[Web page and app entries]
• • • •

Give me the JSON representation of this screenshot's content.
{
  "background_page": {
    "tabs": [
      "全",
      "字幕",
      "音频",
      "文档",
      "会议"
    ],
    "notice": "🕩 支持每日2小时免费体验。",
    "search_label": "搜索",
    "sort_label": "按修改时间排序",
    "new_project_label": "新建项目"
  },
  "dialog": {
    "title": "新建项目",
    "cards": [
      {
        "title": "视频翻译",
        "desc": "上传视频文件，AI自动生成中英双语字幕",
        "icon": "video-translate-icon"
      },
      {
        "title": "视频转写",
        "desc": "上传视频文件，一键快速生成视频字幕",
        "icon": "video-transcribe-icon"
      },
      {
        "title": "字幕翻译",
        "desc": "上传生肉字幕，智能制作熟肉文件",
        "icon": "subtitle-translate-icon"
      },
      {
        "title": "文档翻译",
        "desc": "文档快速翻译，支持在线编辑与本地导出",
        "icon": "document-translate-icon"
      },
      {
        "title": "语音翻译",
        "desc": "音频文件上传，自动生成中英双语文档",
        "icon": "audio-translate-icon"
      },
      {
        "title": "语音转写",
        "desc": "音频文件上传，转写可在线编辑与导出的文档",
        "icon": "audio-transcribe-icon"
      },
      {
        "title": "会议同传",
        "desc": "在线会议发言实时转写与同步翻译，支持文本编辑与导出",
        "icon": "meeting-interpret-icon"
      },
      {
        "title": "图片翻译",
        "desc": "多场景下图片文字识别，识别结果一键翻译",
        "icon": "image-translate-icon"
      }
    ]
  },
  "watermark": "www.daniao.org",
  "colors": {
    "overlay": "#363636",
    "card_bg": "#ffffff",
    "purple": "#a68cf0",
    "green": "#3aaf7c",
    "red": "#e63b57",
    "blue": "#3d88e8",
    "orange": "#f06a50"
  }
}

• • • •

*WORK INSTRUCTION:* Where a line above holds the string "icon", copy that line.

*FINISHED EXERCISE:*
        "icon": "video-translate-icon"
        "icon": "video-transcribe-icon"
        "icon": "subtitle-translate-icon"
        "icon": "document-translate-icon"
        "icon": "audio-translate-icon"
        "icon": "audio-transcribe-icon"
        "icon": "meeting-interpret-icon"
        "icon": "image-translate-icon"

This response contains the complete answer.